LISTED ENTRIES Block Start

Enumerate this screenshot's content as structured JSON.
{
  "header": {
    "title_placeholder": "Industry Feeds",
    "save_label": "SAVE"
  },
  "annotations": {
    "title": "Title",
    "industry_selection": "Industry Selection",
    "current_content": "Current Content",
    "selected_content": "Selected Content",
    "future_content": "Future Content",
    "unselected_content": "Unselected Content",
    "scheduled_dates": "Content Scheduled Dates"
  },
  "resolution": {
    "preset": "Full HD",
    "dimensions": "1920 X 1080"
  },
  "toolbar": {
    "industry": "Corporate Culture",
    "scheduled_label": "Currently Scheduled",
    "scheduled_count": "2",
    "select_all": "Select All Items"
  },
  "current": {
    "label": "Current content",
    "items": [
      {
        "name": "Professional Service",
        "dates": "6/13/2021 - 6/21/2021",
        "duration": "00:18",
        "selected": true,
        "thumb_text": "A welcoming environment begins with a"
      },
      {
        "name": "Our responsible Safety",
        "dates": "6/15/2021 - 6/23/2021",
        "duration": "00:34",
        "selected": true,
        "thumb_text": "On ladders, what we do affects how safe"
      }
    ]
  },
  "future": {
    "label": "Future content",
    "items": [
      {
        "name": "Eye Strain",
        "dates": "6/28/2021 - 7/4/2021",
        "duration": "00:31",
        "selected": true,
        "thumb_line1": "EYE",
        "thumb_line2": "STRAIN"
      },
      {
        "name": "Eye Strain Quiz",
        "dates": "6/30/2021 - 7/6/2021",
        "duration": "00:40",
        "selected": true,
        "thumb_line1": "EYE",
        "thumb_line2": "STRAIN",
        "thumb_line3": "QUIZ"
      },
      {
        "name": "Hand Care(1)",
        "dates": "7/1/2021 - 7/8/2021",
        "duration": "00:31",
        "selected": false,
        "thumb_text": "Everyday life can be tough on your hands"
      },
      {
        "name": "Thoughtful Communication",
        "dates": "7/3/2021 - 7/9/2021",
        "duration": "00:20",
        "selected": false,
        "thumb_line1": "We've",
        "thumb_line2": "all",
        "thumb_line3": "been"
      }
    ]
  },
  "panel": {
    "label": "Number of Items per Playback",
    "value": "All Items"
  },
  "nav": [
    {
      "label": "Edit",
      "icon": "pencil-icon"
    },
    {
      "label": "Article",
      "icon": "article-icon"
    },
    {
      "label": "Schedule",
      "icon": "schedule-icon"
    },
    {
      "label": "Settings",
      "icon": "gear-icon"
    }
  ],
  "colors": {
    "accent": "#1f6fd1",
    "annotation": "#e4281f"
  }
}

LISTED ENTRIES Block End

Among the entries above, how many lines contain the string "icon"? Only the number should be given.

4